**Supplied information:**
* * * * * * *

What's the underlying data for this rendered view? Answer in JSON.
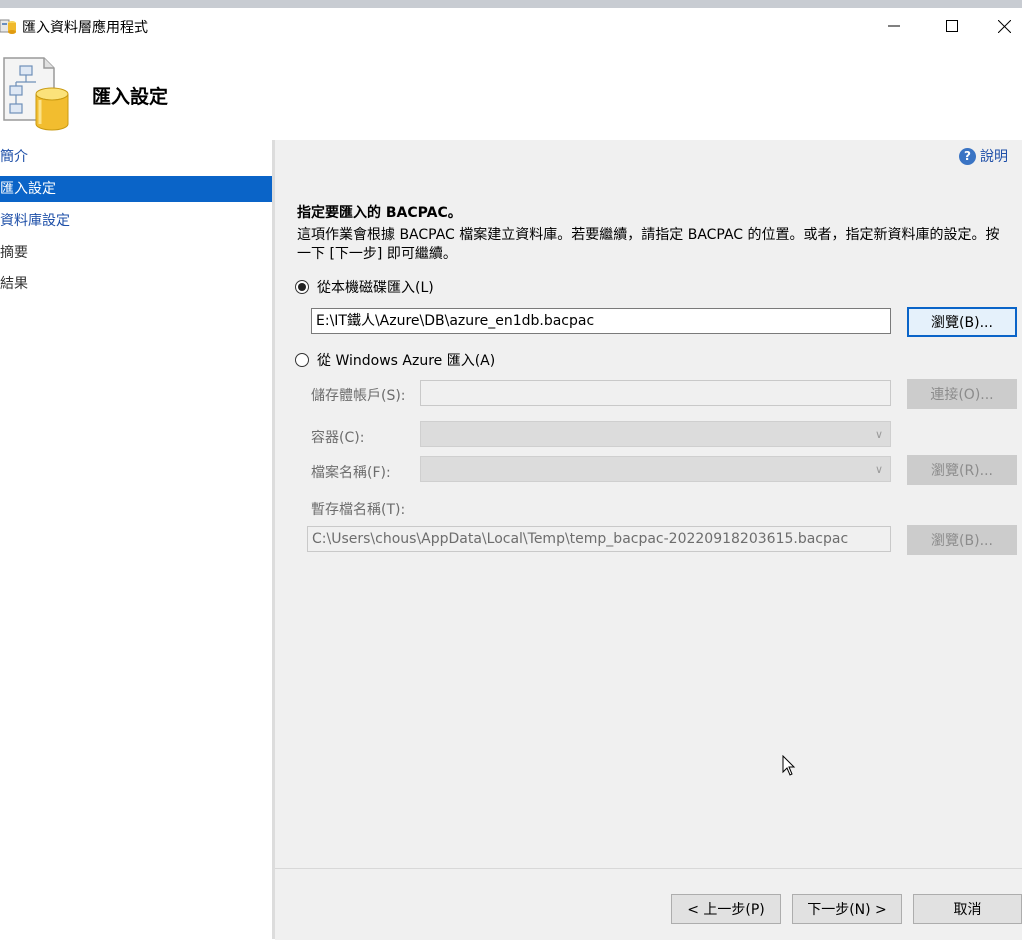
{
  "window": {
    "title": "匯入資料層應用程式"
  },
  "header": {
    "title": "匯入設定"
  },
  "sidebar": {
    "items": [
      {
        "label": "簡介",
        "state": "link"
      },
      {
        "label": "匯入設定",
        "state": "selected"
      },
      {
        "label": "資料庫設定",
        "state": "link"
      },
      {
        "label": "摘要",
        "state": "disabled"
      },
      {
        "label": "結果",
        "state": "disabled"
      }
    ]
  },
  "main": {
    "help_label": "說明",
    "section_title": "指定要匯入的 BACPAC。",
    "description": "這項作業會根據 BACPAC 檔案建立資料庫。若要繼續，請指定 BACPAC 的位置。或者，指定新資料庫的設定。按一下 [下一步] 即可繼續。",
    "local_option": {
      "label": "從本機磁碟匯入(L)",
      "selected": true
    },
    "local_path": "E:\\IT鐵人\\Azure\\DB\\azure_en1db.bacpac",
    "browse_local_label": "瀏覽(B)...",
    "azure_option": {
      "label": "從 Windows Azure 匯入(A)",
      "selected": false
    },
    "storage_account_label": "儲存體帳戶(S):",
    "connect_label": "連接(O)...",
    "container_label": "容器(C):",
    "filename_label": "檔案名稱(F):",
    "browse_file_label": "瀏覽(R)...",
    "temp_filename_label": "暫存檔名稱(T):",
    "temp_path": "C:\\Users\\chous\\AppData\\Local\\Temp\\temp_bacpac-20220918203615.bacpac",
    "browse_temp_label": "瀏覽(B)..."
  },
  "footer": {
    "back_label": "< 上一步(P)",
    "next_label": "下一步(N) >",
    "cancel_label": "取消"
  }
}
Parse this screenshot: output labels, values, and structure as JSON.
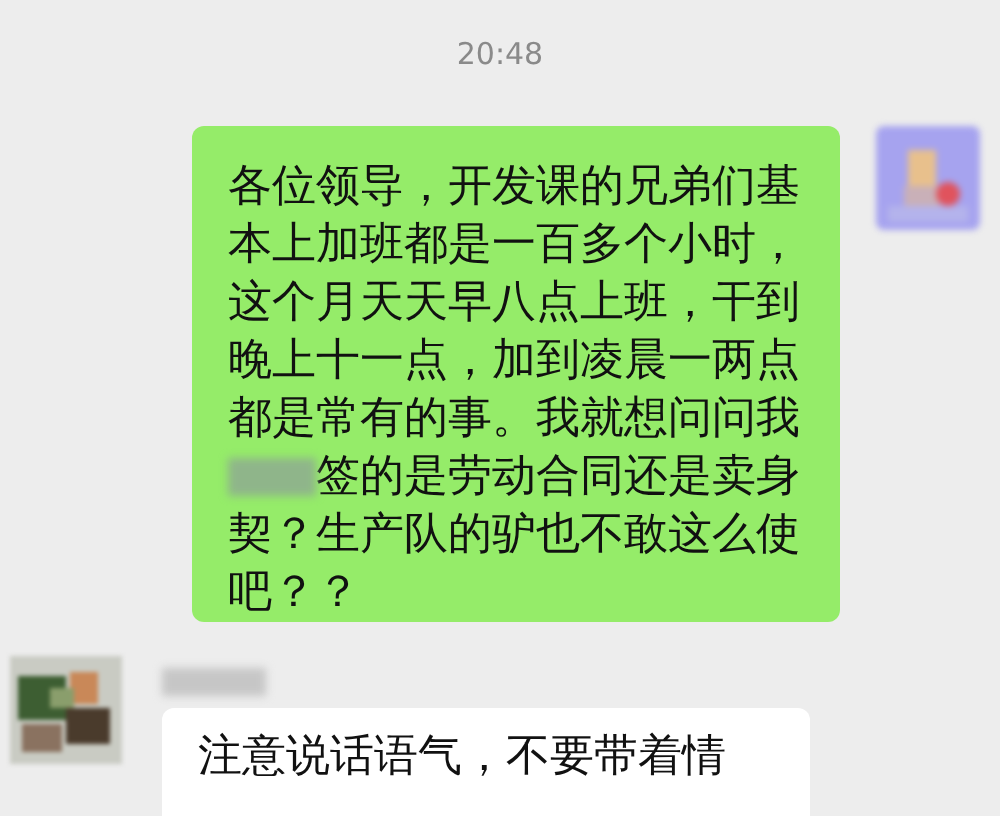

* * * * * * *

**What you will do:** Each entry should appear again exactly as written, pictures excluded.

**Written response:**
What's the underlying data for this rendered view? Answer in JSON.
{
  "window": {
    "title": "匯入資料層應用程式"
  },
  "header": {
    "title": "匯入設定"
  },
  "sidebar": {
    "items": [
      {
        "label": "簡介",
        "state": "link"
      },
      {
        "label": "匯入設定",
        "state": "selected"
      },
      {
        "label": "資料庫設定",
        "state": "link"
      },
      {
        "label": "摘要",
        "state": "disabled"
      },
      {
        "label": "結果",
        "state": "disabled"
      }
    ]
  },
  "main": {
    "help_label": "說明",
    "section_title": "指定要匯入的 BACPAC。",
    "description": "這項作業會根據 BACPAC 檔案建立資料庫。若要繼續，請指定 BACPAC 的位置。或者，指定新資料庫的設定。按一下 [下一步] 即可繼續。",
    "local_option": {
      "label": "從本機磁碟匯入(L)",
      "selected": true
    },
    "local_path": "E:\\IT鐵人\\Azure\\DB\\azure_en1db.bacpac",
    "browse_local_label": "瀏覽(B)...",
    "azure_option": {
      "label": "從 Windows Azure 匯入(A)",
      "selected": false
    },
    "storage_account_label": "儲存體帳戶(S):",
    "connect_label": "連接(O)...",
    "container_label": "容器(C):",
    "filename_label": "檔案名稱(F):",
    "browse_file_label": "瀏覽(R)...",
    "temp_filename_label": "暫存檔名稱(T):",
    "temp_path": "C:\\Users\\chous\\AppData\\Local\\Temp\\temp_bacpac-20220918203615.bacpac",
    "browse_temp_label": "瀏覽(B)..."
  },
  "footer": {
    "back_label": "< 上一步(P)",
    "next_label": "下一步(N) >",
    "cancel_label": "取消"
  }
}
Parse this screenshot: output labels, values, and structure as JSON.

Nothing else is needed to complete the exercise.